Many of the ACLU’s beliefs are not reflected by current law, and there are many beliefs we have that courts may not accept. The ACLU’s beliefs may someday be the law in Florida—issues that you, as students, bring to us may help us shape the law for future students.
Your Constitutional Rights (and why you should care)
Getting an education isn’t just about books and grades; you’re learning how to participate fully in the life of this nation. To really participate, though, you need to know your rights. Knowing your rights is the first step in asserting them.
The Bill of Rights includes ten amendments to the U.S. Constitution that were created to protect the rights and liberties of everyone in the United States, to give each individual the freedom to live as he or she chooses, free from government control or interference.
Where does that leave students?
Over decades, judges and Supreme Court justices have arrived at a range of different answers, resulting in a patchwork of laws that loosely define the rights of students in public schools. Some schools have responded to the violent and tragic incidents at Columbine High School in 1999 and at Sandy Hook Elementary School in 2012 by cracking down on students’ rights and taking a “guilty until proven innocent” approach to discipline. Schools have also become stricter about security, searches, dress codes and student expression.
Schools should be safe, and students should not have to be afraid. But students must also be able to enjoy the freedoms that enable them to learn and thrive. After all, despite some restrictions, you do have rights, and laws exist that protect those rights. Schools are required to abide by those laws. But many schools routinely violate laws that were designed to protect students’ rights.
Do you think your rights are being violated?
Fight For Your Rights
Students often find themselves in situations where they believe their schools are violating their rights, but they’re not sure. That’s why it’s so important for you to actually learn and understand your rights so that you can speak up—in an organized, responsible, well-thought-out way—to change a policy or rule that you believe is unfair.
Step One: Know Your Rights
Don’t wait for trouble – do your homework.
Learn your school’s written policies by reading the Student Code of Conduct. You can usually find this on your school’s or school district’s website, or you can ask the school’s office for a copy. Find out if your school has an official way of handling complaints.
Read this Handbook to learn about your rights and what you can do if they are violated.
Step Two: Keep Track of Details
As soon as possible, write a statement about the incident or violation that occurred.
Include who was present, what happened, where and when it happened, and if you reported it.

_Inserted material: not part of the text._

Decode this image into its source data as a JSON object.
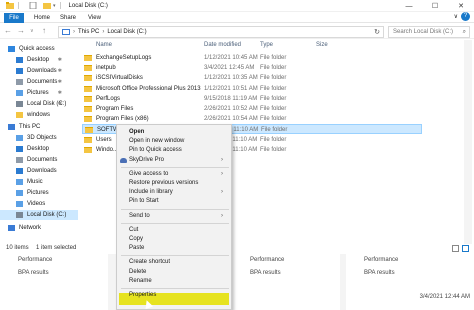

Keep copies of any documents you submit or that the school gives to you.
If you feel safe doing so, ask for statements from witnesses, such as other students, school staff, and administrators.

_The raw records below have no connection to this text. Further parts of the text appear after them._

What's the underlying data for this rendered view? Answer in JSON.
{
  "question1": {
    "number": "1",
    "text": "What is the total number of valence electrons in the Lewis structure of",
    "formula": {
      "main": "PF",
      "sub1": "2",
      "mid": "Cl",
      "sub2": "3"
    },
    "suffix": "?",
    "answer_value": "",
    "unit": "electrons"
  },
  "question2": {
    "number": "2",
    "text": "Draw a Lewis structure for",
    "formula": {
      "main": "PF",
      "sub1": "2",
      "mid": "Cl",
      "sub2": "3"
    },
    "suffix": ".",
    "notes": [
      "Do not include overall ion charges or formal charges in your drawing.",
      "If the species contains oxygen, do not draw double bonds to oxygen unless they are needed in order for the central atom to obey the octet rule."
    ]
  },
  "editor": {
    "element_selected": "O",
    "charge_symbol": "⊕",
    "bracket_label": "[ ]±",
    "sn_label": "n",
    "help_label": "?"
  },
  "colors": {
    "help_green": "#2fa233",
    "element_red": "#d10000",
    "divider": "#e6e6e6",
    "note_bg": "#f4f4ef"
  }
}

Step Three: Find Allies and Organize
Organize a meeting of students (off-campus, if necessary) to discuss if and how the school may be violating students’ rights and what changes are needed. Develop a plan of action, which might include writing a complaint letter to the school board and school officials, sending out letters informing parents, writing to local government officials about the violations, or distributing fliers to alert other students to the problem.
Enlist the support of sympathetic teachers, counselors, or parents for advice on how to address the problem.
Contact the organizations or local attorneys for help.
Step Four: Meet with Decision-Makers
Find out who the ultimate decision makers are (principal, school district superintendent, or school board) and investigate what steps you must take to bring your complaint to thisdecision maker.
If you think something is unfair or unreasonable, speak up! Others might agree.